About this exercise:
From the data that follows, copy every line holding the string "Security".

Top of Records for the task

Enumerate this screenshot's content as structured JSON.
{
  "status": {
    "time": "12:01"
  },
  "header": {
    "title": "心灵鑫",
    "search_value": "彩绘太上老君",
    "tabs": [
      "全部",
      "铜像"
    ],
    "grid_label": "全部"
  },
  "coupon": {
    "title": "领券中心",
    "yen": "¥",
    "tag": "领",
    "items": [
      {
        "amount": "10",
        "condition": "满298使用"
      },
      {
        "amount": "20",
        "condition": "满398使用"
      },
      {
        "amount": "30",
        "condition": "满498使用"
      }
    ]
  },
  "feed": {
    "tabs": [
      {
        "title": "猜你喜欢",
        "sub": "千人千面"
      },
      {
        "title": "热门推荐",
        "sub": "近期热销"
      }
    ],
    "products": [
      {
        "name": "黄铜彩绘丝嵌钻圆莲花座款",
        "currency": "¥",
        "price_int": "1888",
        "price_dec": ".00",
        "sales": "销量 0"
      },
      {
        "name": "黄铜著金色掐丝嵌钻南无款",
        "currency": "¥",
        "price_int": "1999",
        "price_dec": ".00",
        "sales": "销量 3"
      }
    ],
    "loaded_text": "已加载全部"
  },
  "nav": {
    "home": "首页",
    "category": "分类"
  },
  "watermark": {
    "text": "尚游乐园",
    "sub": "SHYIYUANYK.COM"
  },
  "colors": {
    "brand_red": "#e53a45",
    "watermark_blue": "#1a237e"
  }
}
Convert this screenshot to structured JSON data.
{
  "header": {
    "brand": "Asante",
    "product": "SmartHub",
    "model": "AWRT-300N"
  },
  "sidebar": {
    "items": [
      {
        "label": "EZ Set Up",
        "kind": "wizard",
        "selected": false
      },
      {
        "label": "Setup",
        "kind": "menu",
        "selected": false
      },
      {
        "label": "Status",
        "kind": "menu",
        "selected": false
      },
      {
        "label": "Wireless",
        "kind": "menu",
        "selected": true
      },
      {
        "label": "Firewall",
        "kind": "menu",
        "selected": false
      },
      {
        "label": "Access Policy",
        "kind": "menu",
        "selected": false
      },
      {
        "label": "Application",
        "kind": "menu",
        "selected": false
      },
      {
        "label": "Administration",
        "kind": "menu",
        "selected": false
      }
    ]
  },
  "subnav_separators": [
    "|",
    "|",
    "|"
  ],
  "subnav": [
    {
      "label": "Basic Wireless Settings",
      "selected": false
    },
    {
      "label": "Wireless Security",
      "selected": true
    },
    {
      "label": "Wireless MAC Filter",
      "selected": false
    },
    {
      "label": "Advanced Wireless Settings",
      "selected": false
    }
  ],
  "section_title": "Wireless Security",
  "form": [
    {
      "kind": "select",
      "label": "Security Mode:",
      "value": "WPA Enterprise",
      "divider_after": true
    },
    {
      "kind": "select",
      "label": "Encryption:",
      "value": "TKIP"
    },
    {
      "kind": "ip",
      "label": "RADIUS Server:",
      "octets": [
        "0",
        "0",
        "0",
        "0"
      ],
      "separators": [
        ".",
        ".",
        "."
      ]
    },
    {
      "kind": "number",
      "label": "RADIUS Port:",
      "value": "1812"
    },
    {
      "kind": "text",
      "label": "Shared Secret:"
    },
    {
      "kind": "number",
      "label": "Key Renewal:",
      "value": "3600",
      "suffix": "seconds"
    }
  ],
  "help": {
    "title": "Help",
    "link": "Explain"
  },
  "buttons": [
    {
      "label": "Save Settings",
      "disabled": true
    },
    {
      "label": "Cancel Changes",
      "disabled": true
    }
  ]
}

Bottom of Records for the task

Solution:
      "label": "Wireless Security",
  "section_title": "Wireless Security",
      "label": "Security Mode:",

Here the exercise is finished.